Boris Mikhailov, Ukrainian born artist who divides his time and artistic endeavors between Berlin and his hometown Kharkov, is in full photographic force at the Berlinische Galerie. When starting out under the confines of the USSR, photography was not considered a form of art – this did not stop Mikhailov from experimenting with the medium of photography anyway. This exhibit, which spans the years of 1968-2003, appeals to both photography lovers and history buffs alike with its conceptual photography that captures historical phenomena through both a public and private lens.
Not the place for glam photography
Mikhailov’s photography is exactly the opposite of the Arnold Newman “Masterclass” exhibit we covered last week. No famous people posing or sharp portraits are to be found here. Instead, imagine raw, candid photographs with the most average people as models. Expect lots and lots of skin – whether slightly overweight women in bathing suits or seemingly inebriated people lifting up their shirts and exposing their chests.

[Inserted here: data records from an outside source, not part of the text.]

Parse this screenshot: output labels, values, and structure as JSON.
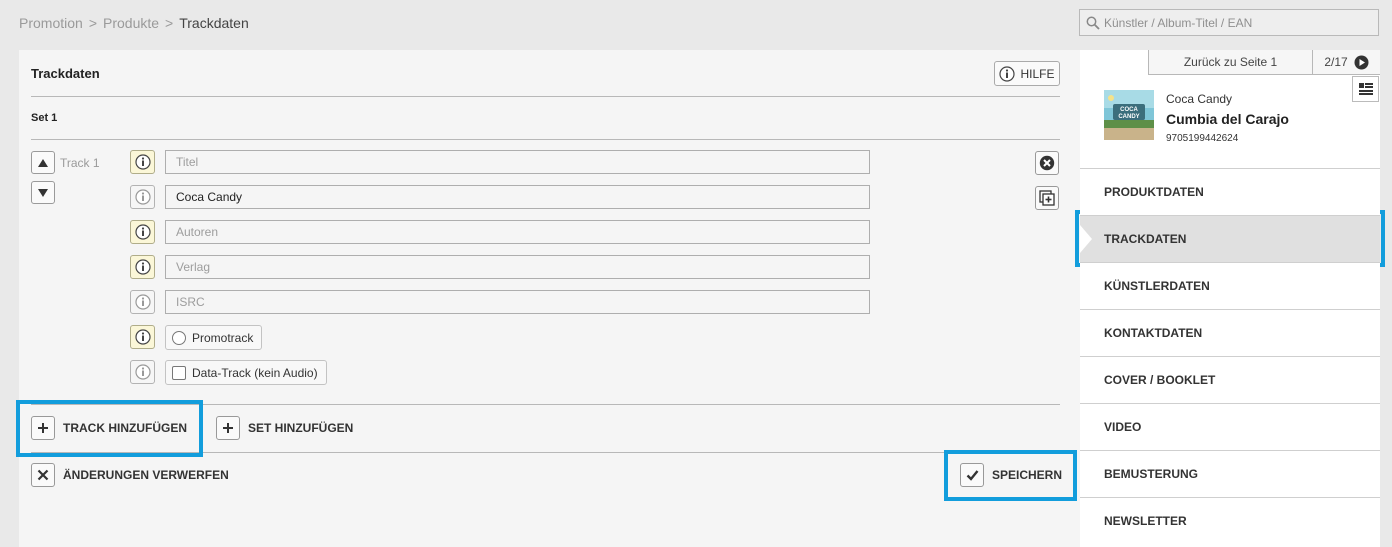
{
  "breadcrumb": {
    "items": [
      "Promotion",
      "Produkte"
    ],
    "separator": ">",
    "current": "Trackdaten"
  },
  "search": {
    "placeholder": "Künstler / Album-Titel / EAN"
  },
  "panel": {
    "title": "Trackdaten",
    "help_label": "HILFE",
    "set_label": "Set 1",
    "track_label": "Track 1",
    "fields": [
      {
        "placeholder": "Titel",
        "value": "",
        "required": true
      },
      {
        "placeholder": "",
        "value": "Coca Candy",
        "required": false
      },
      {
        "placeholder": "Autoren",
        "value": "",
        "required": true
      },
      {
        "placeholder": "Verlag",
        "value": "",
        "required": true
      },
      {
        "placeholder": "ISRC",
        "value": "",
        "required": false
      }
    ],
    "promotrack_label": "Promotrack",
    "datatrack_label": "Data-Track (kein Audio)",
    "add_track_label": "TRACK HINZUFÜGEN",
    "add_set_label": "SET HINZUFÜGEN",
    "discard_label": "ÄNDERUNGEN VERWERFEN",
    "save_label": "SPEICHERN"
  },
  "sidebar": {
    "back_label": "Zurück zu Seite 1",
    "page_indicator": "2/17",
    "product": {
      "artist": "Coca Candy",
      "title": "Cumbia del Carajo",
      "ean": "9705199442624",
      "cover_text": "COCA CANDY"
    },
    "nav": [
      {
        "label": "PRODUKTDATEN",
        "active": false
      },
      {
        "label": "TRACKDATEN",
        "active": true
      },
      {
        "label": "KÜNSTLERDATEN",
        "active": false
      },
      {
        "label": "KONTAKTDATEN",
        "active": false
      },
      {
        "label": "COVER / BOOKLET",
        "active": false
      },
      {
        "label": "VIDEO",
        "active": false
      },
      {
        "label": "BEMUSTERUNG",
        "active": false
      },
      {
        "label": "NEWSLETTER",
        "active": false
      }
    ]
  },
  "colors": {
    "highlight": "#129ddc",
    "required_info_bg": "#fbf7d8"
  },
  "icons": [
    "search-icon",
    "info-icon",
    "arrow-up-icon",
    "arrow-down-icon",
    "remove-track-icon",
    "duplicate-track-icon",
    "plus-icon",
    "close-icon",
    "checkmark-icon",
    "next-page-icon",
    "list-view-icon"
  ]
}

These are definitely not the kind of fine or staged photographs that you usually find in galleries around Berlin, and this is what makes Mikhailov’s photography not only interesting, but absolutely real.
“Hold on tight!” Boris Mikhailov – Untitled from the Black Series Archive, 1968-1979 – Courtesy of Galerie Barbara Weiss, Berlin – Copyright Boris Mikhailov
What a trip…
A couple laughing and dancing in very bright 70s clothing; people huddled in the snow smoking and drinking beer; a man that looks strikingly like beat poet Allen Ginsberg looking stoned and frozen lying in the snow. The more candid photographic documentation of everyday life in the Ukraine and even in Berlin really makes you feel like you are actually there seeing the people yourself. These everyday, common acts are nonetheless absolutely intriguing through Mikhailov’s curious lens. Effectively sparking the imagination of myself and others visiting the exhibit, I found myself constantly making up a context and story behind each picture I encountered… or even recognizing faces as if I had actually seen these people walking the streets of Berlin before.
In his more experimental Superimposition Series, Mikhailov superimposes various images to create a trippy and very 60s-70s feel. The superimposed photographs with their translucent layers effectively captures the light, serene, and sometimes drug-induced hallucinations that one associates with that time-period. Some of the people around me were mesmerized by these images in particular, as if they were indeed having a flashback of their own.
Who needs photoshop?
Mikhailov even manually colored some of the photos himself, which allowed him to play with different tones and hues to accentuate certain phenomena in reality. Mikhailov’s intention is not to significantly edit or reconstruct the photograph as is frequently done in our times with excessive use of photoshop – instead he chooses to manipulate and highlight certain aspects, inviting the viewer to perceive the photograph through a new angle.
Mikhailov’s exhibit is truly original and inspiring… walking back out into the overcast and gray Berlin, I couldn’t help but to continue to see through Mikhailov’s playful and illuminated lens as an aurora of sunlight found its way through the layer of clouds.
Berlinische Galerie Boris Mikhailov – “Time is out of joint. Photography 1966–2011″ February 24th – May 28th 2012 Wed-Mon: 10am – 6pm